Closed. This question needs details or clarity. It is not currently accepting answers. Want to improve this question? Add details and clarify the problem by editing this post. Closed 5 months ago. Improve this question For example, ‘circle’ is a concrete noun and ‘circularness’ is an abstract noun. Though can a circle be circularness and … Read more

Is there a dictionary which denotes if its words are concrete or abstract nouns?

Is there a dictionary which denotes if its words are concrete or abstract nouns? I found already a dictionary which denotes if the words are countable or uncountable (Merriam Webster learner’s) but I didn’t find what I’m looking for. Answer AttributionSource : Link , Question Author : Virtuous Legend , Answer Author : Community

Can a specific noun be concrete or abstract?

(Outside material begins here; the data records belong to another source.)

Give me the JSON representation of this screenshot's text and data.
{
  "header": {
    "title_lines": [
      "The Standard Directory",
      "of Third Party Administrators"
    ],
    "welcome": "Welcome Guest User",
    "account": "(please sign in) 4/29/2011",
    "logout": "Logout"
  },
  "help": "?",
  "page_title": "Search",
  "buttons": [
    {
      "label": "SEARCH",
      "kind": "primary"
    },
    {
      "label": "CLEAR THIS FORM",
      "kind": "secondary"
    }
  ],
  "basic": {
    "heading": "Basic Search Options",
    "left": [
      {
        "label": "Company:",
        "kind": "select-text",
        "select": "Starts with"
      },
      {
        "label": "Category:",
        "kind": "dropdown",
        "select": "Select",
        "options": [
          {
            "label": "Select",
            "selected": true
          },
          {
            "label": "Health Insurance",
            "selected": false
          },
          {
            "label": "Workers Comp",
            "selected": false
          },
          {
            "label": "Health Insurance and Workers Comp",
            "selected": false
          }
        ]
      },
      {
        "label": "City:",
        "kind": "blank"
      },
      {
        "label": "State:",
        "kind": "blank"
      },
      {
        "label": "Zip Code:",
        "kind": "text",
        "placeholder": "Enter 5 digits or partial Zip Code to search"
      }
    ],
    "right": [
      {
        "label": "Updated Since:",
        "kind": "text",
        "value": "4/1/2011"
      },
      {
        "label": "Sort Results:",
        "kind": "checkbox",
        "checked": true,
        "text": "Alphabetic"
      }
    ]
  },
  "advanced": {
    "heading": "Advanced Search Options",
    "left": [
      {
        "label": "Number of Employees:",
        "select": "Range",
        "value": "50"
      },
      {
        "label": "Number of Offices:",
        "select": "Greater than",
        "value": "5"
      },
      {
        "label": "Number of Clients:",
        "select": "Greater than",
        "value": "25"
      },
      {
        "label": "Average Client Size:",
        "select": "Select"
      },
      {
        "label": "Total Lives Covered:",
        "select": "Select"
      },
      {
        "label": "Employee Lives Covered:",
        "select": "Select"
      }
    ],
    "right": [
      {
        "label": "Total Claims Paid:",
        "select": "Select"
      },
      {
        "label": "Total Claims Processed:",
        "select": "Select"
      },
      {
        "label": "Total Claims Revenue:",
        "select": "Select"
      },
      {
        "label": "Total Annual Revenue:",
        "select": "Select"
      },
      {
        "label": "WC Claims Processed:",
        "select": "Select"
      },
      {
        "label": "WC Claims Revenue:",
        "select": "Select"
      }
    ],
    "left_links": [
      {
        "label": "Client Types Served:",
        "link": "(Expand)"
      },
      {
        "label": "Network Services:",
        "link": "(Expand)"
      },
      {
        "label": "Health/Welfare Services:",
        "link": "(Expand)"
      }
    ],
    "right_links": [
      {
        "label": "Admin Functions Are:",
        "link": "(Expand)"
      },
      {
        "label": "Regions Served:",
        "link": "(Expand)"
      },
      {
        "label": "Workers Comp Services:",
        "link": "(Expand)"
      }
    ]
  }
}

Fact: something that has actual existence https://www.merriam-webster.com/dictionary/fact Can “fact” be a concrete noun or an abstract noun? fact=god (concrete) fact=space exploration (abstract) Can “fact” be partly concrete and partly abstract? fact=a person had a sweet dream. person (concrete) dream (abstract) Answer A noun can have several meanings or senses. And it is the meaning of … Read more

Concrete vs Abstract nouns

What is the difference between a material and a concrete noun?? Are ‘Promise, truth, lie and comment’ countable Abstract nouns?? What others examples can be given for the same. Answer The conventional definition of a concrete noun is something that we can detect with our physical senses: We can see, hear, touch, taste or smell … Read more

Is “characteristic” an abstract noun?

Colour is a characteristic, but it’s concrete. Shape is a characteristic, but it’s abstract. Then, “characteristic” can be both an abstract noun and a concrete noun? Answer Yes, ‘characteristic’ is abstract. As a general rule, if you can say something exists but you can’t touch it, it is abstract. ‘Characteristic’ is a term for many … Read more